The Swedish Club will open a new full-service Singapore office on 1 August, its first move in Asia outside of Hong Kong.

Brian Png, leader of the club’s new “Team Singapore” told TradeWinds that the office is responsible for members in Singapore and other markets in Asia, including India, Japan and Thailand.

“The Swedish Club has grown quite considerably in Asia, especially in Singapore and the surrounding countries, so it makes sense to be accessible to clients,” he told TradeWinds.

“Singapore is widely recognised as one of the most important maritime hubs in the world and the opening of this new office is an important step for us because Singapore has a very strong marine insurance broking community, so there is also the potential to expand the business here,” he added.

Png, whose background is in marine engineering, switched to marine insurance when he joined the Swedish Club in 2009, becoming deputy managing director of its Hong Kong office.

His five-strong team in Singapore will complement the Hong Kong office, and further enhance the club’s position in Asia.

“Marine insurance capacity has reduced worldwide, but particularly in Singapore where some Lloyd’s syndicates underwriting hull losses have moved out over the past two years,” Png explained.

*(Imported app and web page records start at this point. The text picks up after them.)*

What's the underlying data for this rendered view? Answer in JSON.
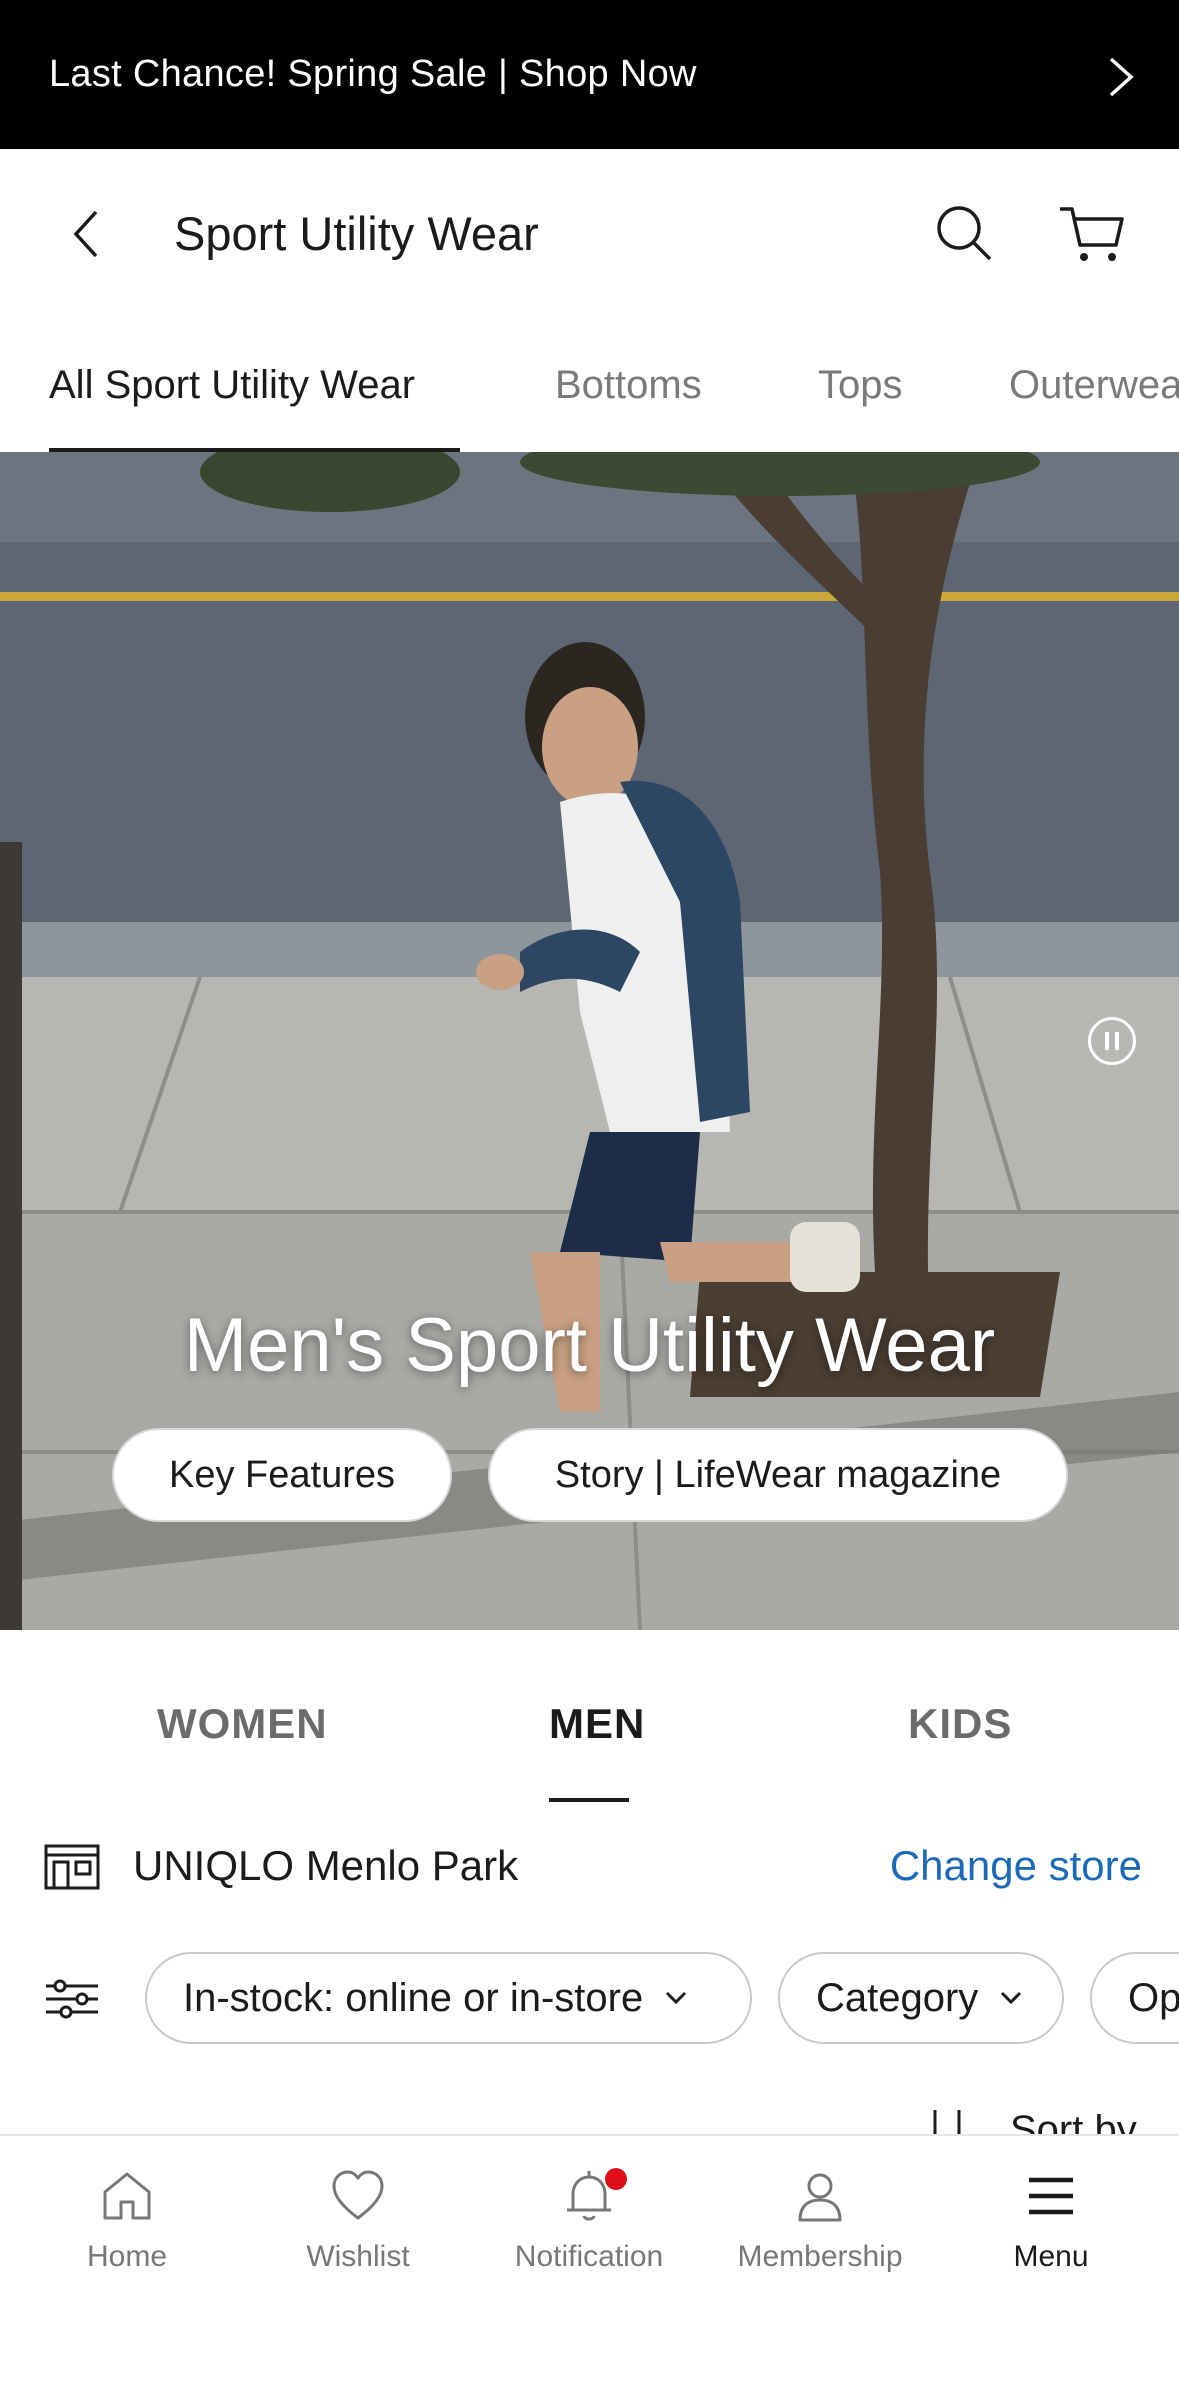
{
  "promo_banner": {
    "text": "Last Chance! Spring Sale | Shop Now",
    "icon": "chevron-right-icon"
  },
  "header": {
    "title": "Sport Utility Wear",
    "back_icon": "chevron-left-icon",
    "search_icon": "search-icon",
    "cart_icon": "cart-icon"
  },
  "category_tabs": [
    {
      "label": "All Sport Utility Wear",
      "active": true
    },
    {
      "label": "Bottoms",
      "active": false
    },
    {
      "label": "Tops",
      "active": false
    },
    {
      "label": "Outerwear",
      "active": false
    }
  ],
  "hero": {
    "title": "Men's Sport Utility Wear",
    "buttons": [
      "Key Features",
      "Story | LifeWear magazine"
    ],
    "pause_icon": "pause-icon"
  },
  "gender_tabs": [
    {
      "label": "WOMEN",
      "active": false
    },
    {
      "label": "MEN",
      "active": true
    },
    {
      "label": "KIDS",
      "active": false
    }
  ],
  "store": {
    "name": "UNIQLO Menlo Park",
    "change_label": "Change store",
    "icon": "store-icon"
  },
  "filters": {
    "icon": "filter-sliders-icon",
    "pills": [
      "In-stock: online or in-store",
      "Category",
      "Op"
    ]
  },
  "sort": {
    "label": "Sort by",
    "icon": "sort-icon"
  },
  "bottom_nav": [
    {
      "label": "Home",
      "icon": "home-icon",
      "active": false
    },
    {
      "label": "Wishlist",
      "icon": "heart-icon",
      "active": false
    },
    {
      "label": "Notification",
      "icon": "bell-icon",
      "active": false,
      "badge": true
    },
    {
      "label": "Membership",
      "icon": "person-icon",
      "active": false
    },
    {
      "label": "Menu",
      "icon": "menu-icon",
      "active": true
    }
  ],
  "colors": {
    "accent_link": "#1a6ab8",
    "badge": "#e0101a",
    "promo_bg": "#000000"
  }
}
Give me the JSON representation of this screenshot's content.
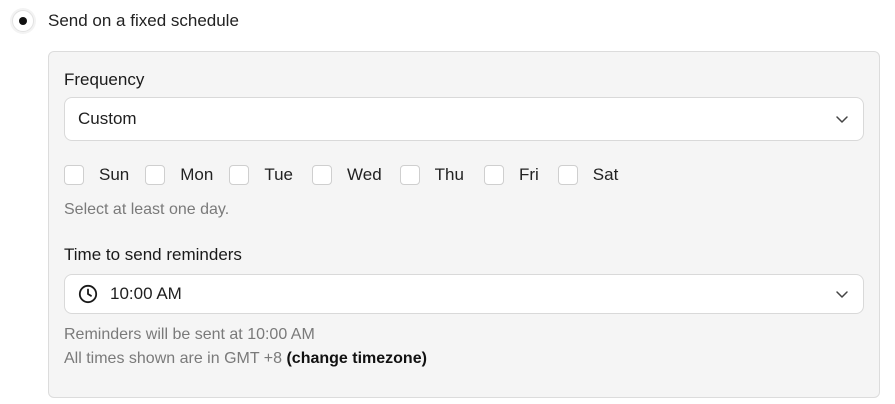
{
  "schedule_option": {
    "label": "Send on a fixed schedule",
    "selected": true
  },
  "frequency": {
    "label": "Frequency",
    "value": "Custom",
    "icon": "chevron-down-icon"
  },
  "days": [
    {
      "label": "Sun",
      "checked": false
    },
    {
      "label": "Mon",
      "checked": false
    },
    {
      "label": "Tue",
      "checked": false
    },
    {
      "label": "Wed",
      "checked": false
    },
    {
      "label": "Thu",
      "checked": false
    },
    {
      "label": "Fri",
      "checked": false
    },
    {
      "label": "Sat",
      "checked": false
    }
  ],
  "days_helper": "Select at least one day.",
  "time": {
    "label": "Time to send reminders",
    "value": "10:00 AM",
    "icon": "clock-icon"
  },
  "reminder_note": "Reminders will be sent at 10:00 AM",
  "timezone_note": "All times shown are in GMT +8",
  "timezone_link": "(change timezone)",
  "colors": {
    "panel_bg": "#f5f5f5",
    "text_primary": "#1f1f1f",
    "text_muted": "#7a7a7a",
    "radio_dot": "#111111"
  }
}
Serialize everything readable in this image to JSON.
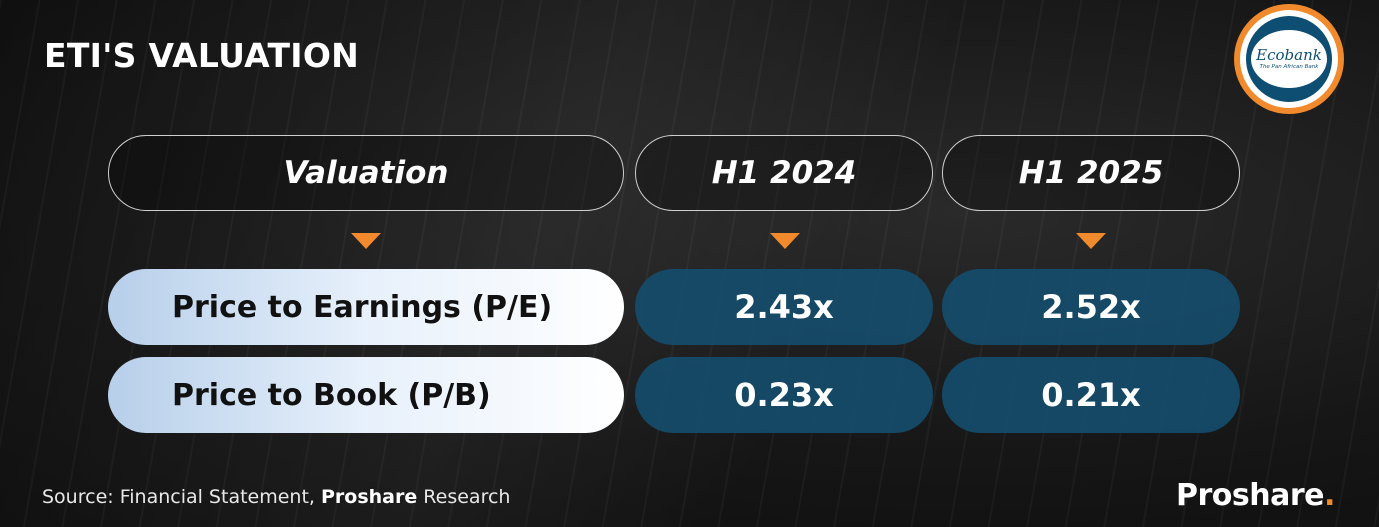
{
  "title": "ETI'S VALUATION",
  "logo": {
    "name": "Ecobank",
    "tagline": "The Pan African Bank"
  },
  "columns": [
    "Valuation",
    "H1 2024",
    "H1 2025"
  ],
  "rows": [
    {
      "metric": "Price to Earnings (P/E)",
      "h1_2024": "2.43x",
      "h1_2025": "2.52x"
    },
    {
      "metric": "Price to Book (P/B)",
      "h1_2024": "0.23x",
      "h1_2025": "0.21x"
    }
  ],
  "source": {
    "prefix": "Source: Financial Statement, ",
    "brand": "Proshare",
    "suffix": " Research"
  },
  "brand": {
    "name": "Proshare",
    "dot": "."
  },
  "colors": {
    "accent": "#f08a2c",
    "value_fill": "#144e70",
    "label_fill": "#e7f0fb"
  }
}
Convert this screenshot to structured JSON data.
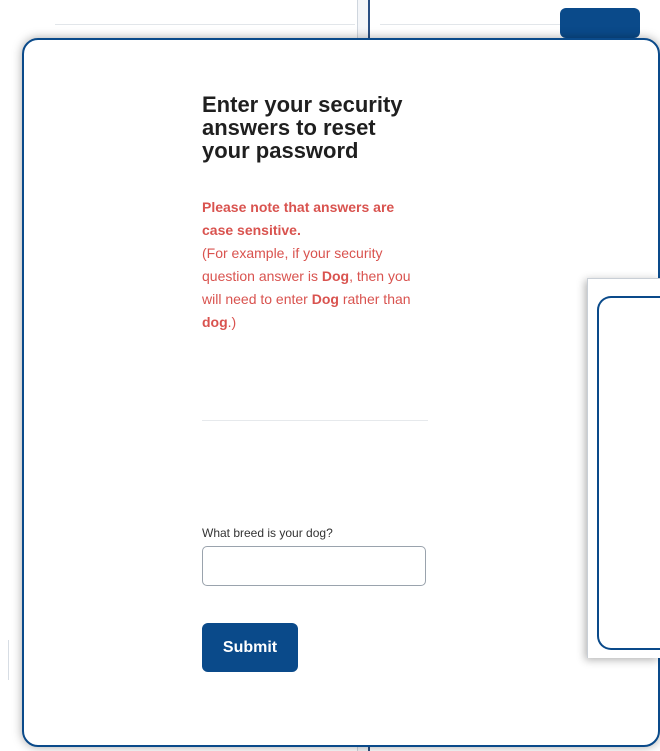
{
  "form": {
    "title": "Enter your security answers to reset your password",
    "note": {
      "heading": "Please note that answers are case sensitive.",
      "t1": "(For example, if your security question answer is ",
      "b1": "Dog",
      "t2": ", then you will need to enter ",
      "b2": "Dog",
      "t3": " rather than ",
      "b3": "dog",
      "t4": ".)"
    },
    "question": "What breed is your dog?",
    "answer_value": "",
    "submit_label": "Submit"
  },
  "colors": {
    "primary": "#0a4a8a",
    "warning_text": "#d9534f"
  }
}
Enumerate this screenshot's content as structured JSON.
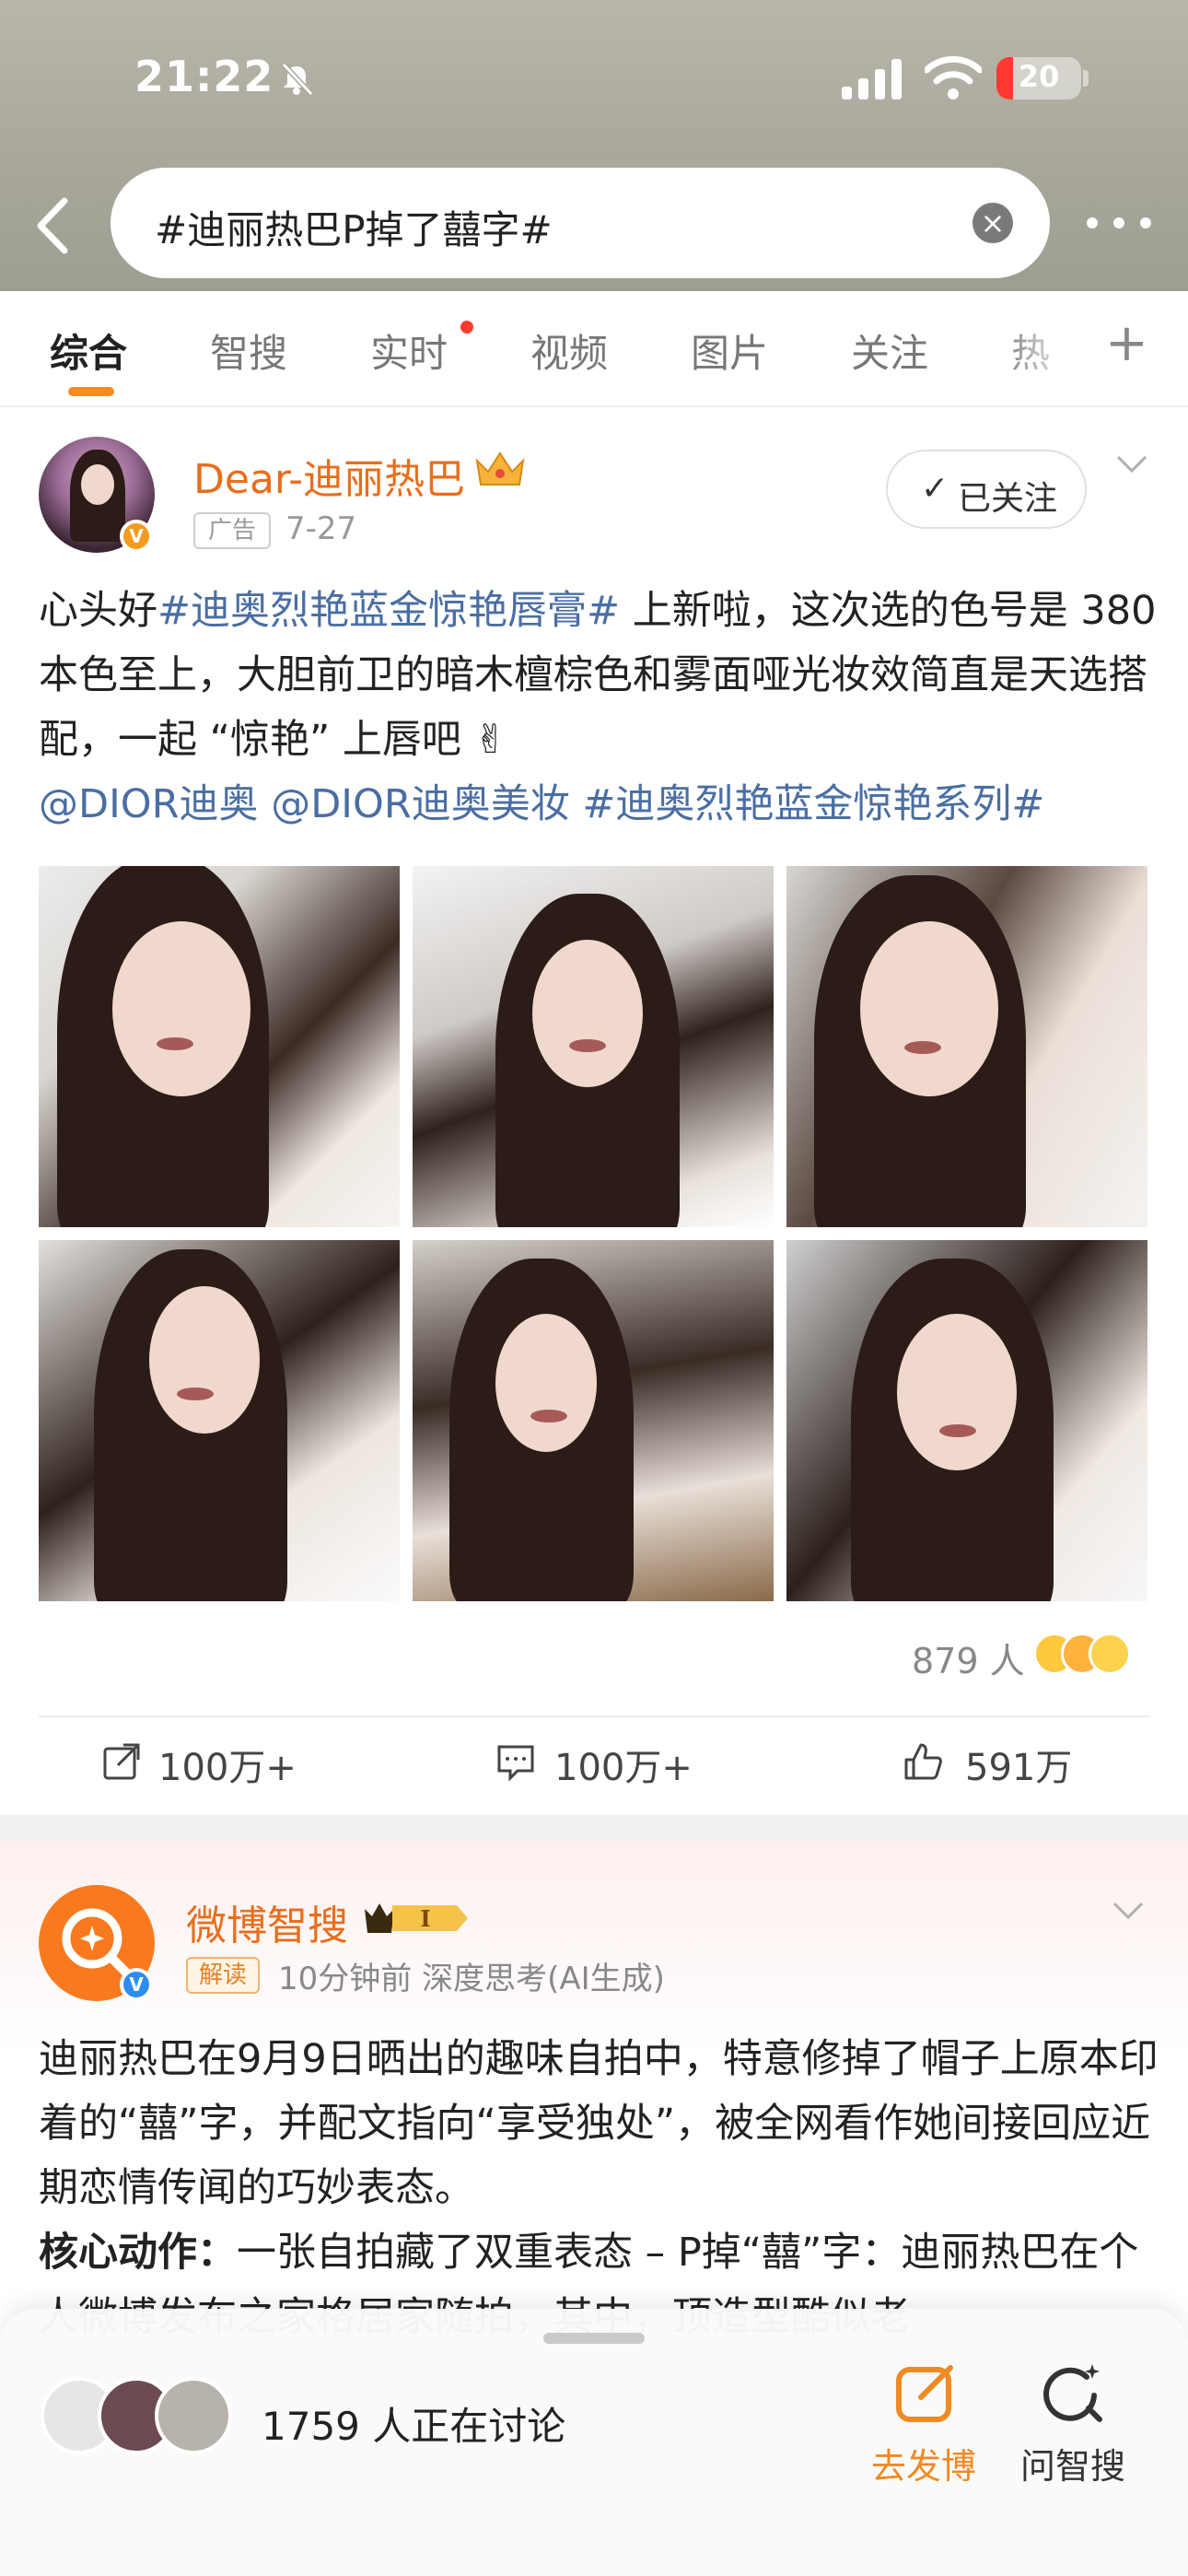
{
  "status_bar": {
    "time": "21:22",
    "battery": "20",
    "battery_level": 0.2
  },
  "search": {
    "query": "#迪丽热巴P掉了囍字#"
  },
  "tabs": [
    {
      "label": "综合",
      "active": true
    },
    {
      "label": "智搜"
    },
    {
      "label": "实时",
      "has_dot": true
    },
    {
      "label": "视频"
    },
    {
      "label": "图片"
    },
    {
      "label": "关注"
    },
    {
      "label": "热"
    }
  ],
  "post1": {
    "author": "Dear-迪丽热巴",
    "ad_label": "广告",
    "date": "7-27",
    "follow_label": "已关注",
    "text_before": "心头好",
    "tag1": "#迪奥烈艳蓝金惊艳唇膏#",
    "text_after": " 上新啦，这次选的色号是 380 本色至上，大胆前卫的暗木檀棕色和雾面哑光妆效简直是天选搭配，一起 “惊艳” 上唇吧 ✌",
    "mention1": "@DIOR迪奥",
    "mention2": "@DIOR迪奥美妆",
    "tag2": "#迪奥烈艳蓝金惊艳系列#",
    "reactions_count": "879 人",
    "reposts": "100万+",
    "comments": "100万+",
    "likes": "591万",
    "image_count": 6
  },
  "post2": {
    "author": "微博智搜",
    "vip_badge": "I",
    "interp_label": "解读",
    "meta": "10分钟前  深度思考(AI生成)",
    "para1": "迪丽热巴在9月9日晒出的趣味自拍中，特意修掉了帽子上原本印着的“囍”字，并配文指向“享受独处”，被全网看作她间接回应近期恋情传闻的巧妙表态。",
    "para2_bold": "核心动作：",
    "para2": "一张自拍藏了双重表态 – P掉“囍”字：迪丽热巴在个人微博发布之家格居家随拍，其中，顶造型酷似老"
  },
  "bottom_bar": {
    "discussing": "1759 人正在讨论",
    "post_label": "去发博",
    "ask_label": "问智搜"
  },
  "colors": {
    "accent_orange": "#ff8a1f",
    "author_orange": "#e86e1c",
    "hashtag_blue": "#4a6ea3"
  }
}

He said this has led to a decline in claims lead and capacity insurers in Singapore, which he believes is an area that will give the Swedish Club an opportunity to expand both its hull underwriting business and protection and indemnity book.

“In every deal we do, we like to be the claims lead,” he said.

Having a registered office in Singapore will also give the Swedish Club a licence to do local underwriting.

The Swedish Club, which this year celebrates its 150th anniversary, is among one of the smaller members of the International Group of P&I Clubs, with 92m gt under P&I cover.

In June, outgoing managing director Lars Rhodin bemoaned soaring claims costs, due in part to the emergence of what he called social inflation — costs imposed by claims from governments that have no correlation to the loss.

Despite the troubles of the P&I world, the club has maintained its S&P Global Ratings A- rating.